Prompt:
When a line in the records contains the string "selected", copy that line.

★ ★ ★ ★

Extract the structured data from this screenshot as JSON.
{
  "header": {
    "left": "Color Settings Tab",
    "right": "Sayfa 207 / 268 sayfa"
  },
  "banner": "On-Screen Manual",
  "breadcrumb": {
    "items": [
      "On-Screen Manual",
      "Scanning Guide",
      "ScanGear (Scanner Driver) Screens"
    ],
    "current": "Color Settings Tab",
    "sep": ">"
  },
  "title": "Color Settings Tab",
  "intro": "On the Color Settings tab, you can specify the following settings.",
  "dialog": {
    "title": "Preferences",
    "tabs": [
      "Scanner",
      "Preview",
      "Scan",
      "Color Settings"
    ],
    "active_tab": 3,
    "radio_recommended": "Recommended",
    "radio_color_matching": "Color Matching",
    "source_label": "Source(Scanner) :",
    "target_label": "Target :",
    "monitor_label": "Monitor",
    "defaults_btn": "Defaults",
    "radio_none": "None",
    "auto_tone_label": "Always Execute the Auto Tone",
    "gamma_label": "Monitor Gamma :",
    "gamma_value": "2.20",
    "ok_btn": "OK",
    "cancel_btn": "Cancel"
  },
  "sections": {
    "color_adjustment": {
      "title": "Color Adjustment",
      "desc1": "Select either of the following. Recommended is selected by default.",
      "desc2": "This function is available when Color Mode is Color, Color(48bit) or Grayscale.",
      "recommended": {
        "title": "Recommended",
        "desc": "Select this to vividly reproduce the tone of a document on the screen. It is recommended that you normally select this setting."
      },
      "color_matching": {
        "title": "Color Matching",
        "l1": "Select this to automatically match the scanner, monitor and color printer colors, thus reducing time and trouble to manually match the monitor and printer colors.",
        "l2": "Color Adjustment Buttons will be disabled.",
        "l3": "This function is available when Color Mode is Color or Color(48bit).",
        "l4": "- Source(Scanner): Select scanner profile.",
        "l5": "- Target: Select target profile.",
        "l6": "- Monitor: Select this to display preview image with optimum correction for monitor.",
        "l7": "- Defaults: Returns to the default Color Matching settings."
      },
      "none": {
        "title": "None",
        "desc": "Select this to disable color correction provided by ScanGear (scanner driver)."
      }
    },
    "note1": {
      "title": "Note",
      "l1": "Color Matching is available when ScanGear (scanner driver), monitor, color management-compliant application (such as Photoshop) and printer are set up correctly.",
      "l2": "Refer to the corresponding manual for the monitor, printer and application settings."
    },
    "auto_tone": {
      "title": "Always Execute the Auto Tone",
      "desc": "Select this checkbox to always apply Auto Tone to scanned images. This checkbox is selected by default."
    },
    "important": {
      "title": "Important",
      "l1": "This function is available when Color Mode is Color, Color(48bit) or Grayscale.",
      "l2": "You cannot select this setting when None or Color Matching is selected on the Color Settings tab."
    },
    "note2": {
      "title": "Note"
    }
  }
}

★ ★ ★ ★

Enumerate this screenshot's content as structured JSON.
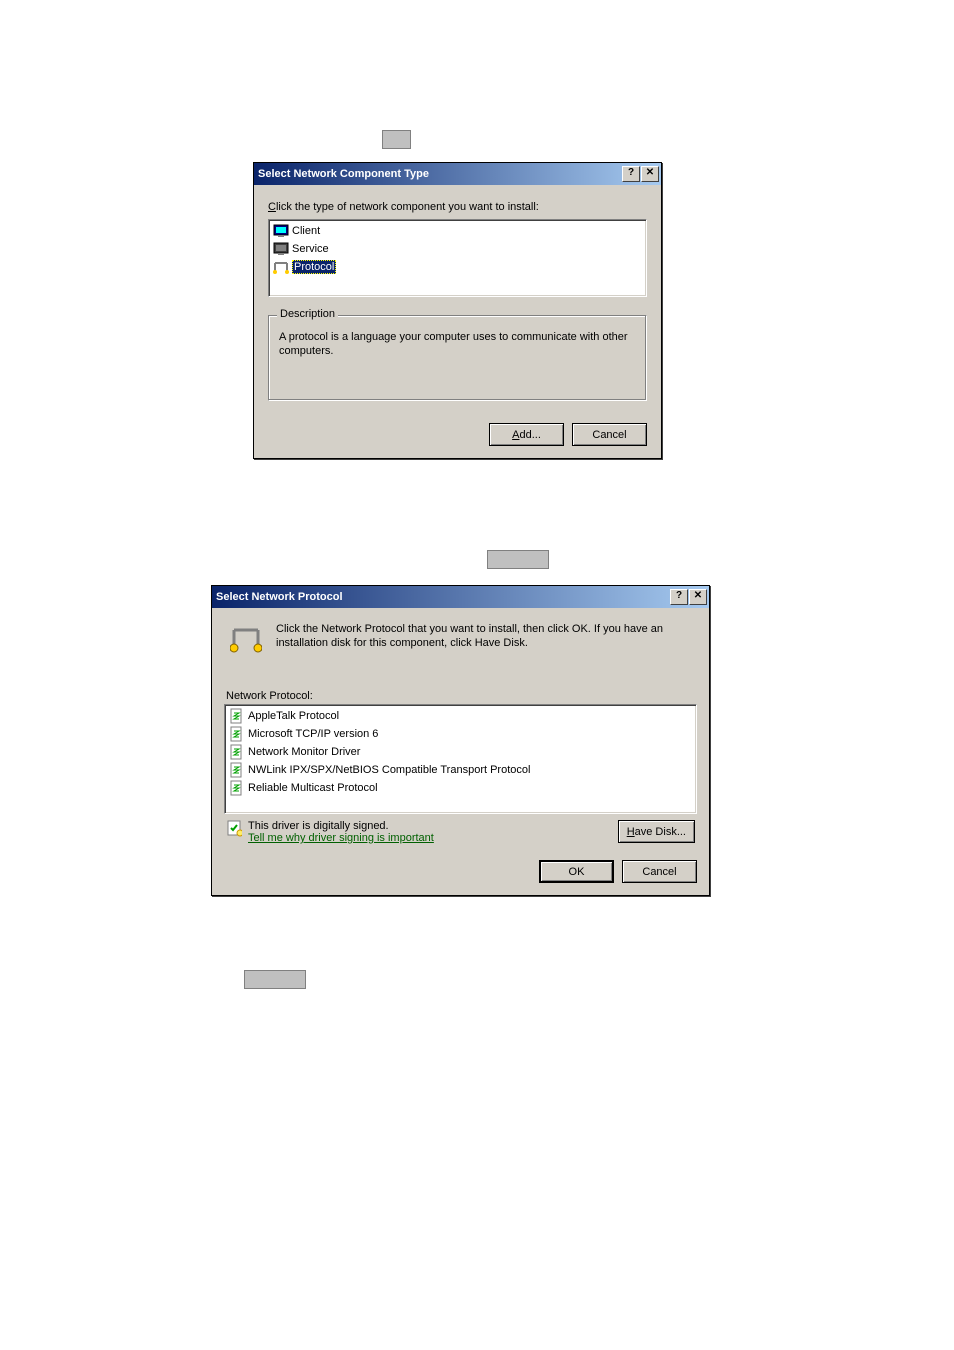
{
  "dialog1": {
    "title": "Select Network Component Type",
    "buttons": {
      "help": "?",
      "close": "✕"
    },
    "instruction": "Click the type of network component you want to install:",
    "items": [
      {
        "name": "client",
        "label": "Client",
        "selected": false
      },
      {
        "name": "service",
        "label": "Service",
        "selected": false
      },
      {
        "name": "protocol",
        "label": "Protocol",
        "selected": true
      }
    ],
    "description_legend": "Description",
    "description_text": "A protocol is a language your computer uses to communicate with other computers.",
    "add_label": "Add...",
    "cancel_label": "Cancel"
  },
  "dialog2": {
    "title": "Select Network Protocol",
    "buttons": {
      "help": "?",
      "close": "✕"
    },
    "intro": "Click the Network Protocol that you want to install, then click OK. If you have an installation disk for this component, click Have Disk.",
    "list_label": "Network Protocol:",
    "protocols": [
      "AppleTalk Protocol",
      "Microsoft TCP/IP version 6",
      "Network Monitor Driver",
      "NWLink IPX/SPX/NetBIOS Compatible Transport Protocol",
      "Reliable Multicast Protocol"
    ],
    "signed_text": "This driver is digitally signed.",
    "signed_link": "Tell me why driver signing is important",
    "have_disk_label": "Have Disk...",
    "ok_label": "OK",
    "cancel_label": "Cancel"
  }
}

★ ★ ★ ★

Result below:
      "desc1": "Select either of the following. Recommended is selected by default.",
      "desc": "Select this checkbox to always apply Auto Tone to scanned images. This checkbox is selected by default."
      "l2": "You cannot select this setting when None or Color Matching is selected on the Color Settings tab."
        "selected": false
        "selected": false
        "selected": true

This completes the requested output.